The SEER cancer registry provides a powerful mechanism with which to study demographic and tumor characteristics and associated survival data at a national level. However, there are some limitations to using administrative data. Specific individual characteristics for each record are unknown. Medical comorbidities and patient performance status are not reported, but are extrapolated from the recommendation for or against cancer-directed surgery. Similarly, it is not possible to determine whether the operations were performed for cure or for palliation; R (margin) status and nonresected disease are unavailable. Two areas that warrant future study are the relation between tumor biology (ie, the presence of MEN syndromes) and the relation between different sites of metastatic spread on survival in these patients. Both of these have been shown to be associated with survival in smaller institutional studies; however, these data are not available in the SEER dataset. Finally, SEER has undergone multiple revisions, with different coding schemas. In the current study, we have attempted to control for this by selecting only those cases beyond 1988 when pancreatic surgical procedures were more precisely documented.
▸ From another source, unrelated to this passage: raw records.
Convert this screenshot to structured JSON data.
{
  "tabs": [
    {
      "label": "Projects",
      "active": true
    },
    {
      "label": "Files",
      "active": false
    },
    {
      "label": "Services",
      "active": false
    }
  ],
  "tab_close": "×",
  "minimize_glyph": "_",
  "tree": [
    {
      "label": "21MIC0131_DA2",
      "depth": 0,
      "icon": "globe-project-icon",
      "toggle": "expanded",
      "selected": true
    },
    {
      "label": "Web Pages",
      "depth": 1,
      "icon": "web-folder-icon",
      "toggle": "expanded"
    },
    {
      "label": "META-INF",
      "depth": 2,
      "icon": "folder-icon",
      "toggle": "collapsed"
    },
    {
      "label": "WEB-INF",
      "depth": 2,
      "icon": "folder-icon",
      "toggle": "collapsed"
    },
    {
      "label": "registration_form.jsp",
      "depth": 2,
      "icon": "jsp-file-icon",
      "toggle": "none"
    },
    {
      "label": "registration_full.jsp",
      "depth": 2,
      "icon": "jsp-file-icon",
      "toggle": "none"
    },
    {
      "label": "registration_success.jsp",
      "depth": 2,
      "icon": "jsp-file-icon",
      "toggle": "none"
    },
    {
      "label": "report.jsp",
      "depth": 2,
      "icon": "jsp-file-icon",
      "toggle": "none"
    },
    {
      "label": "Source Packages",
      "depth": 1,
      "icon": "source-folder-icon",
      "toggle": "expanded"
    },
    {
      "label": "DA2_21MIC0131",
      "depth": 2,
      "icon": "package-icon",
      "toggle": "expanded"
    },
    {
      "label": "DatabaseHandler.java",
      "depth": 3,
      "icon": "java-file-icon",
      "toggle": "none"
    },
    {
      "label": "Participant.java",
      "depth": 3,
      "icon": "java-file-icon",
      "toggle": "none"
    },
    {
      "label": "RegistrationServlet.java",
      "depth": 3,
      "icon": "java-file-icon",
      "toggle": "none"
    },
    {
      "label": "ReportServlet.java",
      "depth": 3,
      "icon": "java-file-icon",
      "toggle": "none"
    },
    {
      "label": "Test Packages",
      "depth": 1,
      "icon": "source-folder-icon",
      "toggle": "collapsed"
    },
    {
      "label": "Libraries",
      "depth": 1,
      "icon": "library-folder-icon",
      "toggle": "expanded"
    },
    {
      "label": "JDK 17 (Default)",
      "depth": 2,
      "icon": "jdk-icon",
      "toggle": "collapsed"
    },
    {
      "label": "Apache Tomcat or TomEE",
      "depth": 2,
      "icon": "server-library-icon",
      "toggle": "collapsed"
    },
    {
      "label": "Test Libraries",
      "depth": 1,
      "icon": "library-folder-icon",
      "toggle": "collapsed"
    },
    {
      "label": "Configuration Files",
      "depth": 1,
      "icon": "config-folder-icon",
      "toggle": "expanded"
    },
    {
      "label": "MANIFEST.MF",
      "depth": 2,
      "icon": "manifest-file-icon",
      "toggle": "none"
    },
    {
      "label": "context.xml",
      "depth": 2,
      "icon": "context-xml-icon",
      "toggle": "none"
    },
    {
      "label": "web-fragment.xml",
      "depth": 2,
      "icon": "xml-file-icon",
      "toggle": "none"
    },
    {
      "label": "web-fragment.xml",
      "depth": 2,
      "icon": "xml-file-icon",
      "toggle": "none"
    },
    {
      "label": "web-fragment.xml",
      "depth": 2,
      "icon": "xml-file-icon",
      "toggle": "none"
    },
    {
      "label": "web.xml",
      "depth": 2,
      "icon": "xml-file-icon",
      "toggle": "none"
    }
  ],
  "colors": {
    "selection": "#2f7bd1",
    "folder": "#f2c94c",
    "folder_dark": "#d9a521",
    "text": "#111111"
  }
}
In conclusion, patients with PNETs are often diagnosed with advanced disease. A proportion of patients are recommended for surgery; the majority of their nonrecommended peers are excluded for cancer-related factors, including metastatic disease. A smaller subset of patients subsequently undergoes surgery as recommended. The current study data demonstrate a dramatic survival difference between those patients with PNETs recommended for surgery who underwent resection and those who did not. Furthermore, patients who underwent resection had a similarly powerful survival advantage over patients who were recommended for surgery, as over patients with contraindications to cancer-directed surgery. Finally, the survival advantage of surgical resection held true across all SEER stages, included advanced stage PNET disease. If in fact some patients not recommended for surgery are being excluded solely for metastatic disease, our data suggest that the pool of operative candidates should be further expanded. Because surgical resection remains the mainstay of PNET treatment, our data suggest that patients with PNETs may be systematically undertreated.
An often-posed question regarding the available case series in the literature demonstrating favorable outcomes after surgical resection of PNETs is the following: is the lengthy survival associated with resection due merely to biology of the disease rather than the operative intervention? Based on the results of the current study, we believe that the answer is an unequivocal no. Patients with PNETs who undergo surgery demonstrate a distinct survival benefit compared with their unresected peers. Efforts to improve the early diagnosis of PNETs, the careful consideration of cancer-directed surgery in patients with local, regional, and distant disease, and concerted efforts to ensure that patients who are recommended for surgery have the opportunity to undergo surgical resection may help improve overall survival for patients with these unique tumors.
We thank Marc S. Sabatine, MD, MPH, for statistical expertise.
Conflict of Interest Disclosures
Supported by the PanCAN-Samuel Stroum ASCO Young Investigator Award, by a Howard Hughes Early Career Award, and by the Pancreatic Cancer Alliance (all to J.F.T.).